I challenge my training clients and sometimes they stop midway and tell me “this is hard.”  Dig deeper, I ask.

I challenge my coaching clients to answer difficult questions about themselves.  Sometimes the answers are hard to see.   The truth is your freedom and your ticket to change, I suggest.

To me, “hard’ is not a signal to stop.  It’s a signal to grow.  I study my clients. I’m confident I’m not asking them to do something they’re not capable of.  What I’m really challenging them to do is ditch their self-limiting beliefs and see possibilities. 

I find lots of hard in my own history. I believe each of those personal events helped build me.  At the done side of something hard, I had grown up.  Gotten stronger. In hindsight, those events were opportunities.  Now when I think to myself “this is hard”,  I’ve got evidence to support the belief that I can handle hard.  

When hard presents itself, we have options.  Freeze. Shrink. Or expand.  It’s a choice, based on a belief (that you may or may not realize). To expand, we call on something deeper.  There’s a saying:  “You never know how strong you are until being strong is the only choice you have”.   Or the choice you make. 

Yesterday I watched a friend eulogize her Father.  She had cared for him throughout his last days and held his hand in his final moment.  She told me she woke up yesterday morning and lay in bed searching for the thought she needed to get her through the day.  She landed on: “I’ve got this”.    It felt right. 

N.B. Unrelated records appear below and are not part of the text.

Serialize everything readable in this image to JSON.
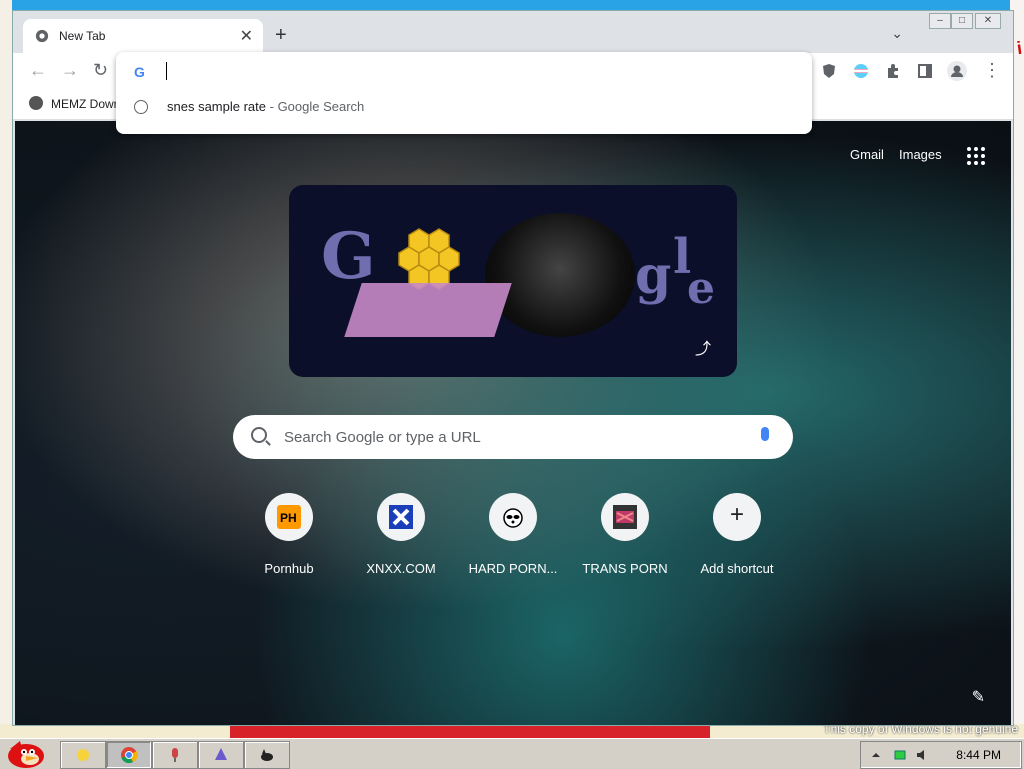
{
  "window": {
    "tab_title": "New Tab",
    "tab_close": "✕",
    "new_tab": "+",
    "tab_search": "⌄",
    "controls": {
      "minimize": "–",
      "maximize": "□",
      "close": "✕"
    }
  },
  "toolbar": {
    "back": "←",
    "forward": "→",
    "reload": "↻",
    "menu": "⋮",
    "extensions": [
      "ublock-icon",
      "pride-extension-icon",
      "puzzle-extension-icon",
      "side-panel-icon",
      "profile-icon"
    ]
  },
  "bookmarks": [
    {
      "label": "MEMZ Down"
    }
  ],
  "omnibox": {
    "value": "",
    "engine_glyph": "G",
    "suggestion": {
      "query": "snes sample rate",
      "separator": " - ",
      "engine": "Google Search"
    }
  },
  "ntp": {
    "links": {
      "gmail": "Gmail",
      "images": "Images"
    },
    "doodle": {
      "letters": [
        "G",
        "g",
        "l",
        "e"
      ],
      "share": "⤴"
    },
    "search_placeholder": "Search Google or type a URL",
    "shortcuts": [
      {
        "label": "Pornhub",
        "icon": "ph-icon"
      },
      {
        "label": "XNXX.COM",
        "icon": "xnxx-icon"
      },
      {
        "label": "HARD PORN...",
        "icon": "raccoon-icon"
      },
      {
        "label": "TRANS PORN",
        "icon": "trans-porn-icon"
      },
      {
        "label": "Add shortcut",
        "icon": "plus-icon"
      }
    ],
    "add_glyph": "+",
    "customize_glyph": "✎"
  },
  "desktop": {
    "genuine_notice": "This copy of Windows is not genuine",
    "red_text": "i"
  },
  "taskbar": {
    "clock": "8:44 PM",
    "tasks": [
      "sun-app-icon",
      "chrome-icon",
      "microphone-app-icon",
      "bird-app-icon",
      "cat-app-icon"
    ]
  },
  "colors": {
    "accent": "#4285f4",
    "taskbar": "#d4d0c8",
    "window_frame": "#dee1e6"
  }
}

She had good reason to believe.  Her Father taught her about strength.  To not settle for good enough.  To believe that she could do hard things.  He knew she could.  Still, this was hard.  

She was amazing.  I cried at her strength.  Standing before the congregation with a beautiful smile, speaking with grace and clarity of her childhood memories and of a man who clearly had a tremendous influence upon her. 

They were both right.  That thought; “I’ve got this”, came from a seed he had planted long ago and nurtured for decades.  He believed.  In her mind yesterday, strength was the only choice she had. And now, I believe, she has shown herself. 

We can do hard things.   

And they make us stronger.